    PINBALL MACHINES AND HOT DOGS - Yes, I know they're not related. So why are they in your store? Pinball machines attract kids to hang around while driving off young mothers with children. Hot dogs give off grease that ends up affecting the taste of your ice cream. Know what business you're in and stick to it!

    DIABETIC ICE CREAM - This is not a popular view but then I'm a diabetic. I have no business eating any dessert with sugar in it or any product that would tempt me towards sugar. I am a small (though vocal) minority that cannot be successfully catered to. Tubs of Diabetic ice cream will sit in the dipping cabinet for weeks longer than your regular ice cream. They begin to look unattractive and will then drive down the overall appearance of your other ice cream. If you must sell Diabetic ice cream, try to limit the number of flavors.

    FLAVOR OF THE DAY - Stores that run a flavor of the day find that they have to carry a very large inventory of flavors. How about a compromise and feature a flavor of the week. Some of my customers are even advertising the flavor of the week on their internet sites. A great way to get people to log onto your site.
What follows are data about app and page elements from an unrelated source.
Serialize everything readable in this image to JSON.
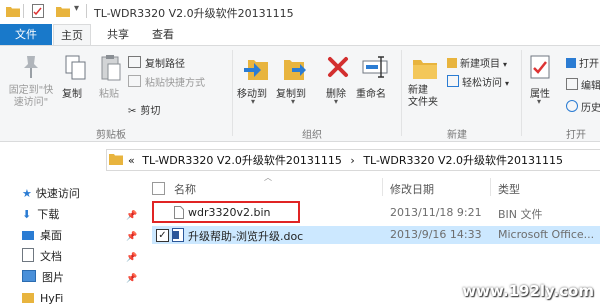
{
  "window": {
    "title": "TL-WDR3320 V2.0升级软件20131115"
  },
  "tabs": {
    "file": "文件",
    "home": "主页",
    "share": "共享",
    "view": "查看"
  },
  "ribbon": {
    "pin_label": "固定到\"快\n速访问\"",
    "copy_label": "复制",
    "paste_label": "粘贴",
    "copy_path": "复制路径",
    "paste_shortcut": "粘贴快捷方式",
    "cut": "剪切",
    "move_to": "移动到",
    "copy_to": "复制到",
    "delete": "删除",
    "rename": "重命名",
    "new_folder": "新建\n文件夹",
    "new_item": "新建项目",
    "easy_access": "轻松访问",
    "properties": "属性",
    "open": "打开",
    "edit": "编辑",
    "history": "历史",
    "group_clipboard": "剪贴板",
    "group_organize": "组织",
    "group_new": "新建",
    "group_open": "打开"
  },
  "address": {
    "chevron": "«",
    "segment1": "TL-WDR3320 V2.0升级软件20131115",
    "separator": "›",
    "segment2": "TL-WDR3320 V2.0升级软件20131115"
  },
  "columns": {
    "name": "名称",
    "date": "修改日期",
    "type": "类型"
  },
  "nav": {
    "quick_access": "快速访问",
    "items": [
      {
        "label": "下载"
      },
      {
        "label": "桌面"
      },
      {
        "label": "文档"
      },
      {
        "label": "图片"
      },
      {
        "label": "HyFi"
      }
    ]
  },
  "files": [
    {
      "name": "wdr3320v2.bin",
      "date": "2013/11/18 9:21",
      "type": "BIN 文件"
    },
    {
      "name": "升级帮助-浏览升级.doc",
      "date": "2013/9/16 14:33",
      "type": "Microsoft Office..."
    }
  ],
  "watermark": "www.192ly.com",
  "colors": {
    "accent": "#1979ca",
    "folder": "#e8b43e",
    "highlight_box": "#e02424",
    "selected_row": "#cce8ff"
  }
}
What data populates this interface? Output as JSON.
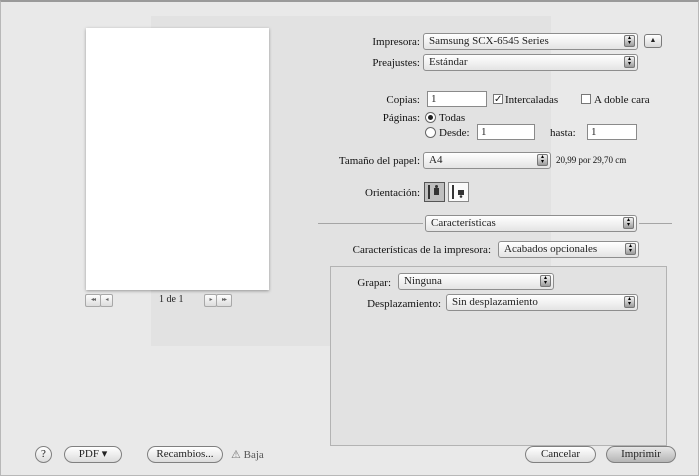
{
  "printer": {
    "label": "Impresora:",
    "value": "Samsung SCX-6545 Series"
  },
  "presets": {
    "label": "Preajustes:",
    "value": "Estándar"
  },
  "copies": {
    "label": "Copias:",
    "value": "1",
    "collate_label": "Intercaladas",
    "collate_checked": true,
    "duplex_label": "A doble cara",
    "duplex_checked": false
  },
  "pages": {
    "label": "Páginas:",
    "all_label": "Todas",
    "from_label": "Desde:",
    "from_value": "1",
    "to_label": "hasta:",
    "to_value": "1"
  },
  "paper_size": {
    "label": "Tamaño del papel:",
    "value": "A4",
    "dimensions": "20,99 por 29,70 cm"
  },
  "orientation": {
    "label": "Orientación:"
  },
  "section_popup": {
    "value": "Características"
  },
  "printer_features": {
    "label": "Características de la impresora:",
    "value": "Acabados opcionales"
  },
  "stapling": {
    "label": "Grapar:",
    "value": "Ninguna"
  },
  "offset": {
    "label": "Desplazamiento:",
    "value": "Sin desplazamiento"
  },
  "preview_nav": {
    "first": "◂◂",
    "prev": "◂",
    "page_text": "1 de 1",
    "next": "▸",
    "last": "▸▸"
  },
  "footer": {
    "help": "?",
    "pdf": "PDF ▾",
    "supplies": "Recambios...",
    "low_label": "Baja",
    "cancel": "Cancelar",
    "print": "Imprimir"
  }
}
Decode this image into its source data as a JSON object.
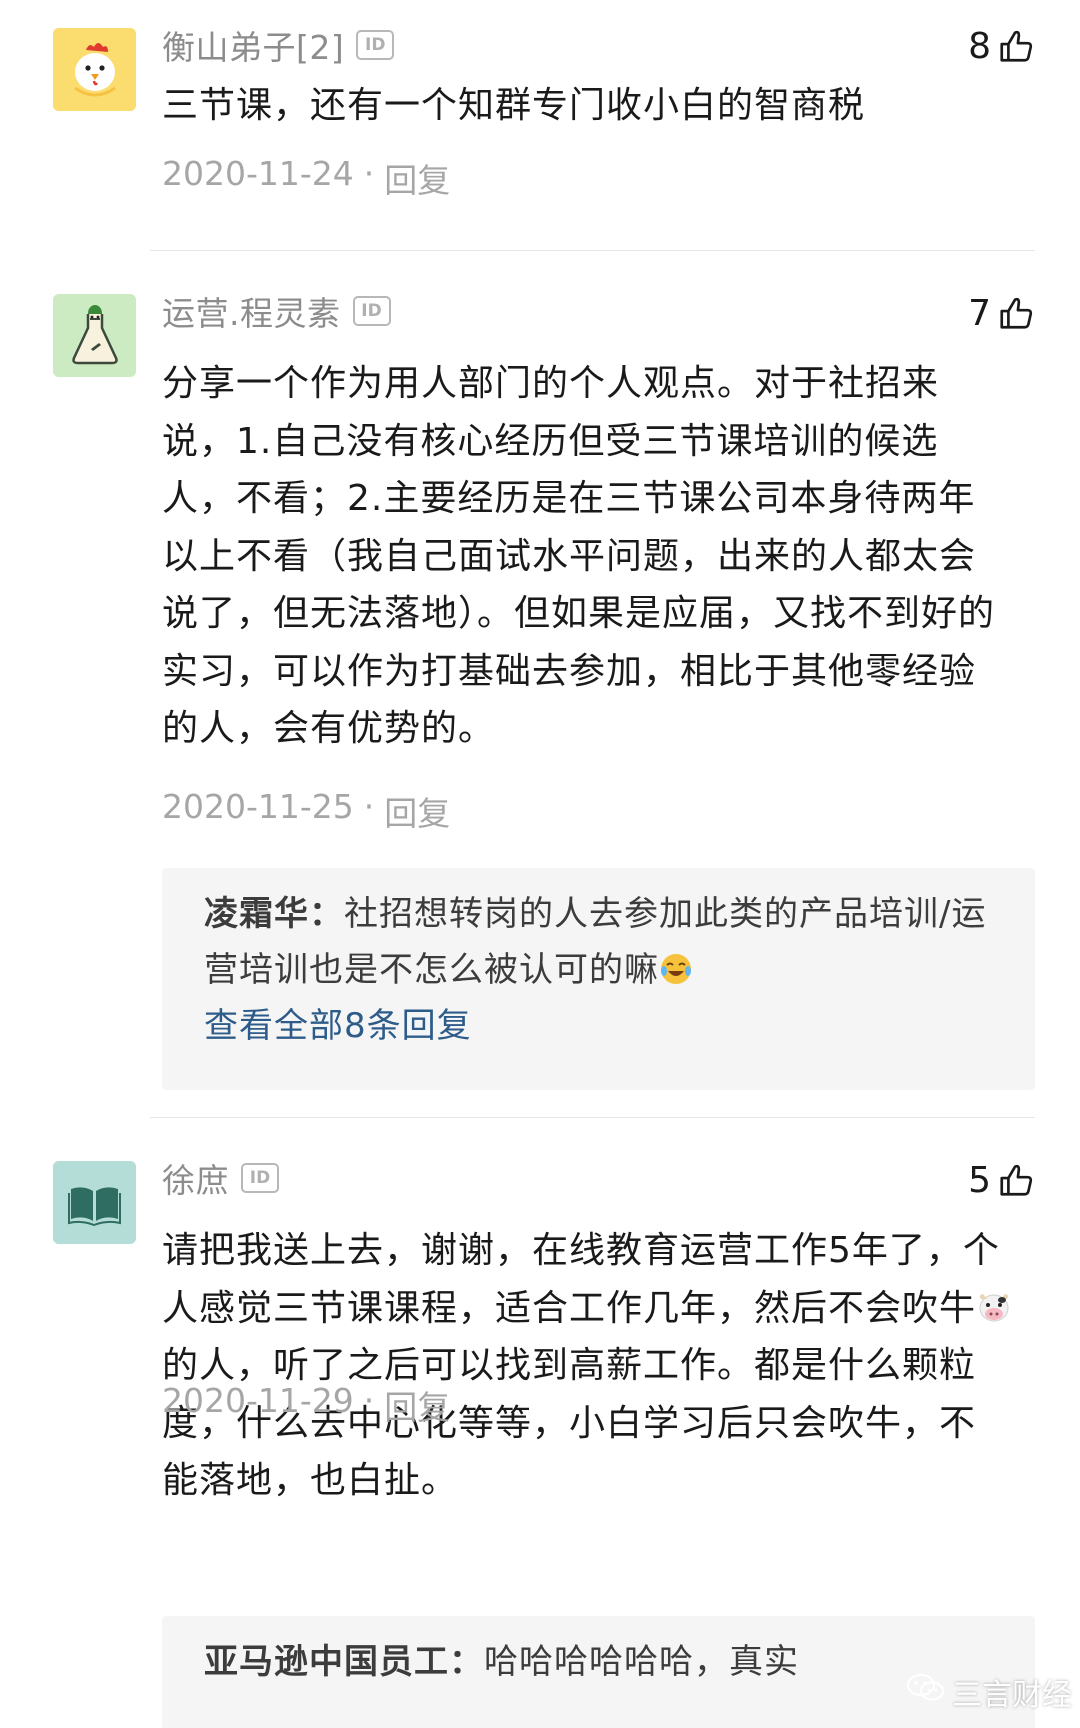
{
  "comments": [
    {
      "avatar_icon": "chicken-avatar",
      "name": "衡山弟子[2]",
      "id_badge": "ID",
      "likes": "8",
      "text": "三节课，还有一个知群专门收小白的智商税",
      "date": "2020-11-24",
      "dot": "·",
      "reply_label": "回复"
    },
    {
      "avatar_icon": "chemist-avatar",
      "name": "运营.程灵素",
      "id_badge": "ID",
      "likes": "7",
      "text": "分享一个作为用人部门的个人观点。对于社招来说，1.自己没有核心经历但受三节课培训的候选人，不看；2.主要经历是在三节课公司本身待两年以上不看（我自己面试水平问题，出来的人都太会说了，但无法落地）。但如果是应届，又找不到好的实习，可以作为打基础去参加，相比于其他零经验的人，会有优势的。",
      "date": "2020-11-25",
      "dot": "·",
      "reply_label": "回复",
      "reply": {
        "author": "凌霜华：",
        "text_before_emoji": "社招想转岗的人去参加此类的产品培训/运营培训也是不怎么被认可的嘛",
        "emoji": "tears-of-joy-emoji",
        "more": "查看全部8条回复"
      }
    },
    {
      "avatar_icon": "book-avatar",
      "name": "徐庶",
      "id_badge": "ID",
      "likes": "5",
      "text_part1": "请把我送上去，谢谢，在线教育运营工作5年了，个人感觉三节课课程，适合工作几年，然后不会吹牛",
      "emoji": "cow-face-emoji",
      "text_part2": "的人，听了之后可以找到高薪工作。都是什么颗粒度，什么去中心化等等，小白学习后只会吹牛，不能落地，也白扯。",
      "date": "2020-11-29",
      "dot": "·",
      "reply_label": "回复",
      "reply": {
        "author": "亚马逊中国员工：",
        "text": "哈哈哈哈哈哈，真实"
      }
    }
  ],
  "watermark": {
    "icon": "wechat-icon",
    "text": "三言财经"
  },
  "colors": {
    "name_gray": "#8c8c8c",
    "meta_gray": "#a6a6a6",
    "link_blue": "#2e5c8a",
    "reply_bg": "#f5f5f5"
  }
}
    USED EQUIPMENT - A great idea if well thought out. If you have two dipping cabinets and one goes bad, you're still not out of business. If the hardening cabinet goes down on July third, you might have to wait until late August to get a new one - you're out of business! Buy wisely.

    I'm sure you also have plenty of observations from your time in business. If you have a favorite tip that you would care to pass along, please e-mail me at
STEVE@EMERYTHOMPSON.COM.

Thirty Eight Years of Observations

AROUND THE BLOCK